» Work to complete: Would you print all of the entries word for word?

» Dataset excerpts:
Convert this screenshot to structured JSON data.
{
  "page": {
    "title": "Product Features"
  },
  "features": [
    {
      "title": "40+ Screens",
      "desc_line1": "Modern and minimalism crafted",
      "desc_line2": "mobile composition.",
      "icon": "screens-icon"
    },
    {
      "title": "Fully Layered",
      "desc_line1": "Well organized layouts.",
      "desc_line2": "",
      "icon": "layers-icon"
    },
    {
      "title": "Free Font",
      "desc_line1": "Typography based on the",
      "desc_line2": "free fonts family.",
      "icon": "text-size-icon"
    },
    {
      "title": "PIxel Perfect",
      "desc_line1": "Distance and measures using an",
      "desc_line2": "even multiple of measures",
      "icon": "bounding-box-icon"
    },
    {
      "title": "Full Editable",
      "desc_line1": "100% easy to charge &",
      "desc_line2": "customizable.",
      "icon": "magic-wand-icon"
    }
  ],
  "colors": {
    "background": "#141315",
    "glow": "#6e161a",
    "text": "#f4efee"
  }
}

» Answer:
Convert this screenshot to structured JSON data.
{
  "page": {
    "title": "Product Features"
  },
  "features": [
    {
      "title": "40+ Screens",
      "desc_line1": "Modern and minimalism crafted",
      "desc_line2": "mobile composition.",
      "icon": "screens-icon"
    },
    {
      "title": "Fully Layered",
      "desc_line1": "Well organized layouts.",
      "desc_line2": "",
      "icon": "layers-icon"
    },
    {
      "title": "Free Font",
      "desc_line1": "Typography based on the",
      "desc_line2": "free fonts family.",
      "icon": "text-size-icon"
    },
    {
      "title": "PIxel Perfect",
      "desc_line1": "Distance and measures using an",
      "desc_line2": "even multiple of measures",
      "icon": "bounding-box-icon"
    },
    {
      "title": "Full Editable",
      "desc_line1": "100% easy to charge &",
      "desc_line2": "customizable.",
      "icon": "magic-wand-icon"
    }
  ],
  "colors": {
    "background": "#141315",
    "glow": "#6e161a",
    "text": "#f4efee"
  }
}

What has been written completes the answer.